Give A Signal
Before backing out of a driveway, be careful to signal reverse. Legally, you are only required to signal if there is someone to signal to. Since other individuals, including those you are unaware of, may be able to see your signal.
Reverse into your driveway if you can avoid having to reverse out of it; this is typically a much safer choice with much better visibility. When you reverse out, the space you’re reversing into can be continually changing; when you reverse in, you can inspect the space you’ll be reversing into and then reverse.
Use A Horn To Alert Others
Remember that cars pulling out of driveways must yield to vehicles going down the road. Nevertheless, remember the fundamental right of way. A car arriving from behind must now obey the law and yield if it has already retracted from a driveway and entered the road.
It’s okay to stop and let someone out of the driveway if you observe them trying to back out; make sure it’s safe to halt in light of the car behind you.
Use A Right Way To Approach Your Destination
To give way to any potential pedestrians or bicycles arriving from either direction, a person backing out of a driveway must exercise necessary care and caution. That also implies that the driver pulling out of a driveway must stop for any traffic on the road.
Improper Back Out Might Cause Accident
As you’re backing out of your driveway, accidents can cause significant property damage and serious personal injuries. You might also receive a ticket, and if you plead or are found guilty, you will be fined and lose at least one point off your license.
Additionally, you can be the subject of a personal injury lawsuit on top of everything else. You also anticipate significant annual increases in the cost of your auto insurance.
In general, other cars on the road that is already in motion have the right-of-way before a motorist enters a lane of traffic that can move forward. A driver who violates their obligation to yield when they back onto a road and hits a vehicle that has the right-of-way on that road is liable for the accident.
The flow of traffic rule is another name for this. A portion of the blame for the collision might be placed on the driver who was already in the traffic flow if they were driving too fast. No, it is not illegal for someone to reverse out of their driveway, but it is important to exercise caution.
A driver should know that one of the riskiest maneuvers is backing up a vehicle. Proceed cautiously and defensively.
Reversing out of a driveway onto a major road is not recommended, even though it is not against the law. It is preferable to reverse into the driveway so that you may control traffic flow on the busy road behind you.

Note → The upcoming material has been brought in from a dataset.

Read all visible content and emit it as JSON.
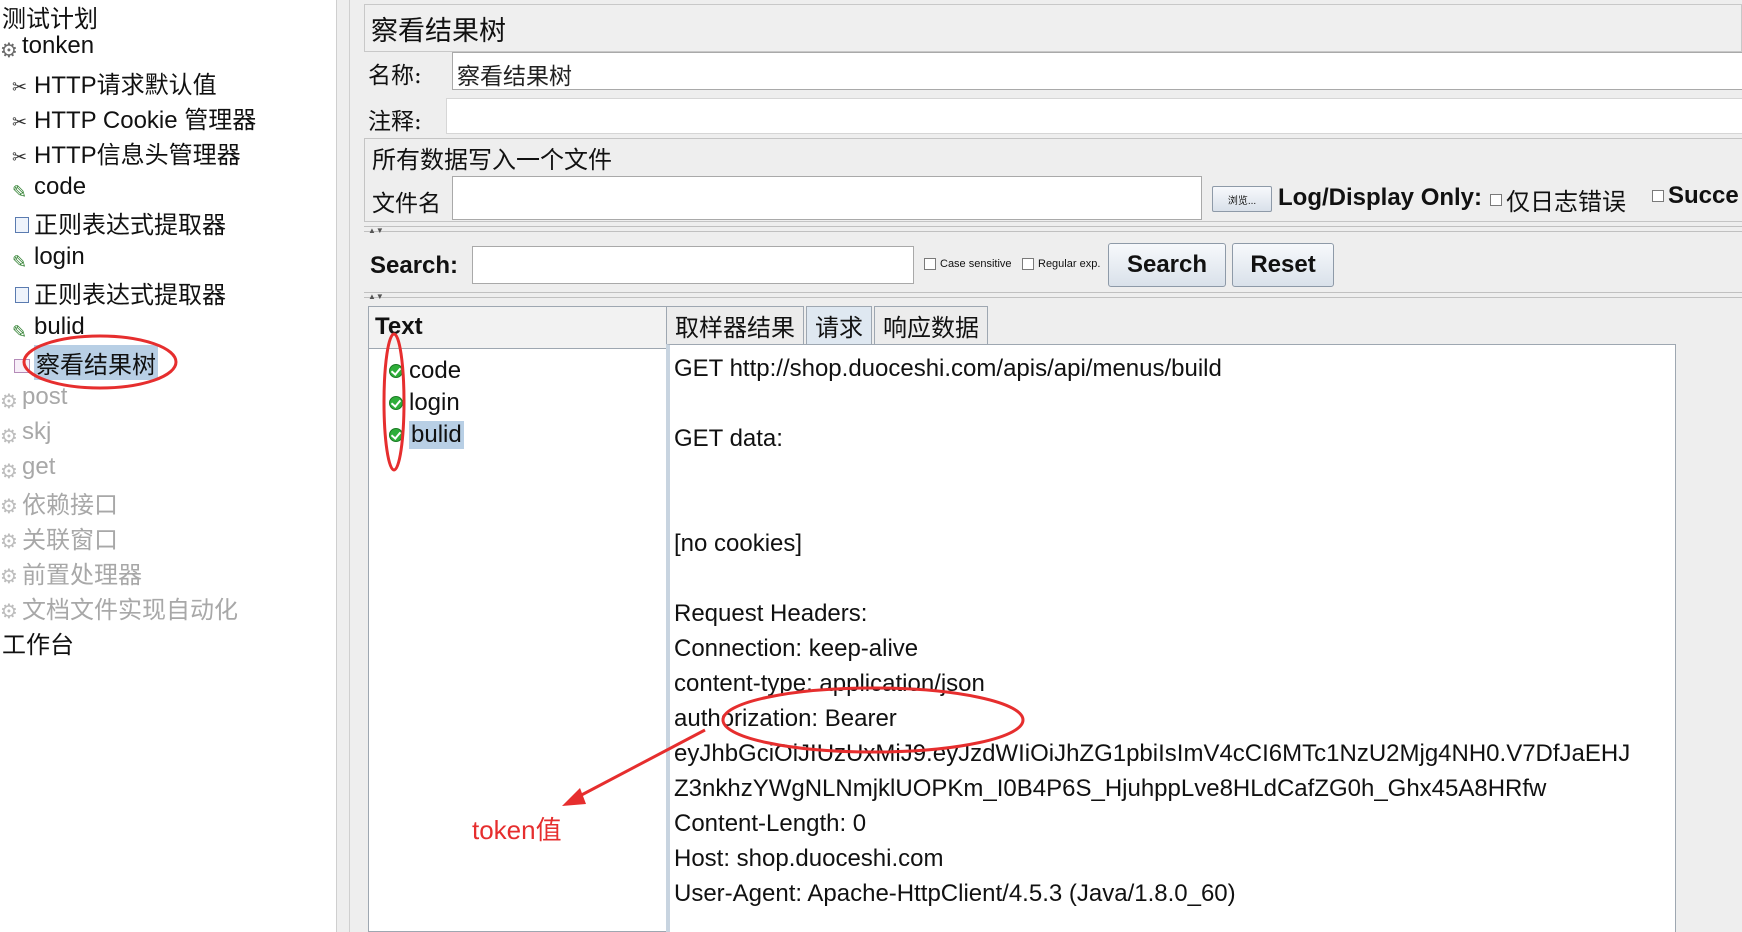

The best choice is if you have room to turn around in the driveway. You require more than twice as much time to reverse onto a street as it does to pull out in front. It may indicate that there is not enough room in congested traffic to do this safely without another driver extending a courtesy and letting you in.

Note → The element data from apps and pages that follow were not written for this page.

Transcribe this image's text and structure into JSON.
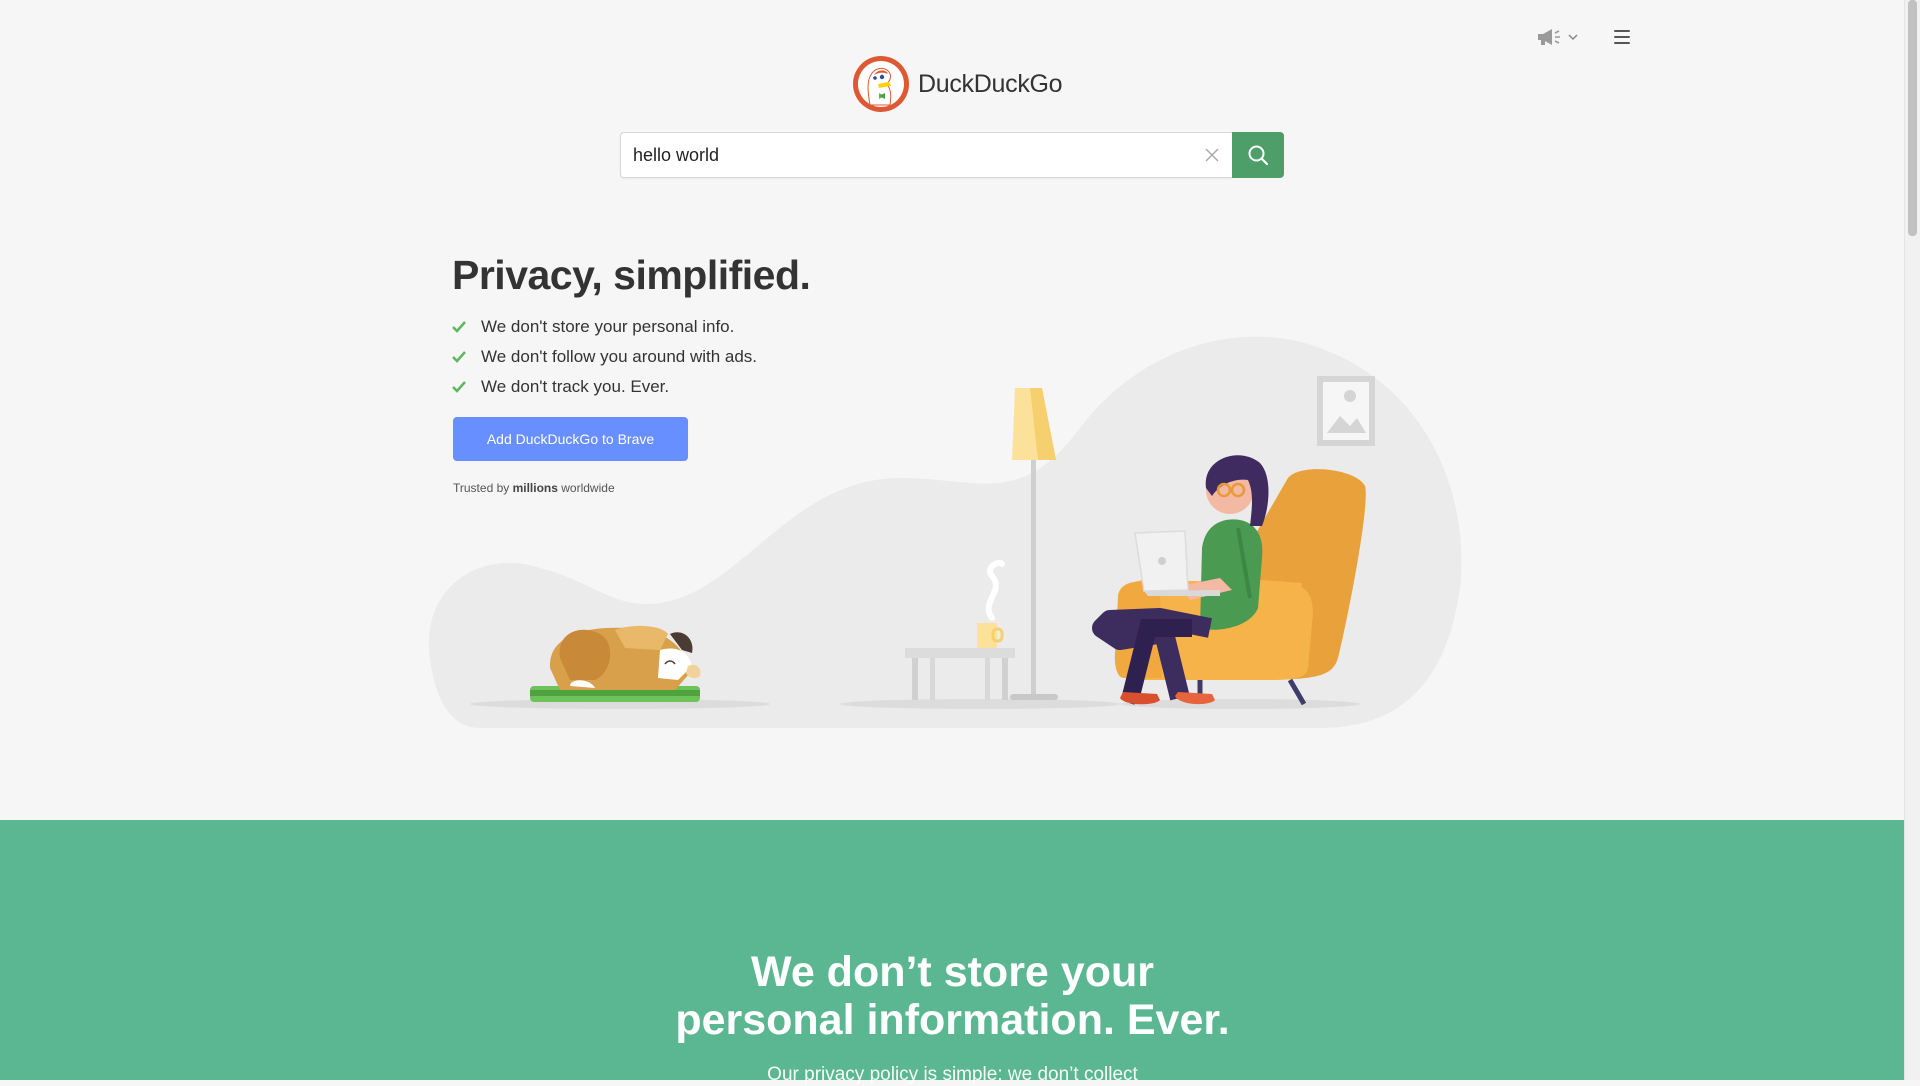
{
  "header": {
    "logo_text": "DuckDuckGo",
    "announcement_icon": "megaphone-icon",
    "menu_icon": "hamburger-menu-icon"
  },
  "search": {
    "value": "hello world",
    "clear_icon": "close-icon",
    "submit_icon": "search-icon"
  },
  "hero": {
    "title": "Privacy, simplified.",
    "features": [
      "We don't store your personal info.",
      "We don't follow you around with ads.",
      "We don't track you. Ever."
    ],
    "cta_label": "Add DuckDuckGo to Brave",
    "trusted_prefix": "Trusted by ",
    "trusted_bold": "millions",
    "trusted_suffix": " worldwide"
  },
  "section2": {
    "title_line1": "We don’t store your",
    "title_line2": "personal information. Ever.",
    "subtitle": "Our privacy policy is simple: we don’t collect"
  },
  "colors": {
    "accent_green": "#4e9e69",
    "cta_blue": "#678fff",
    "section_green": "#5bb791",
    "check_green": "#5cb85c"
  }
}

This maneuver may prompt other cars to brake or try to swerve, that is, shift lanes around you. All of it raises the possibility of an accident. On a major highway, reversing is not prohibited by the law. It is legal if you can perform the task safely. It is permissible to do so if you are not backing up into or over a crosswalk or an intersection.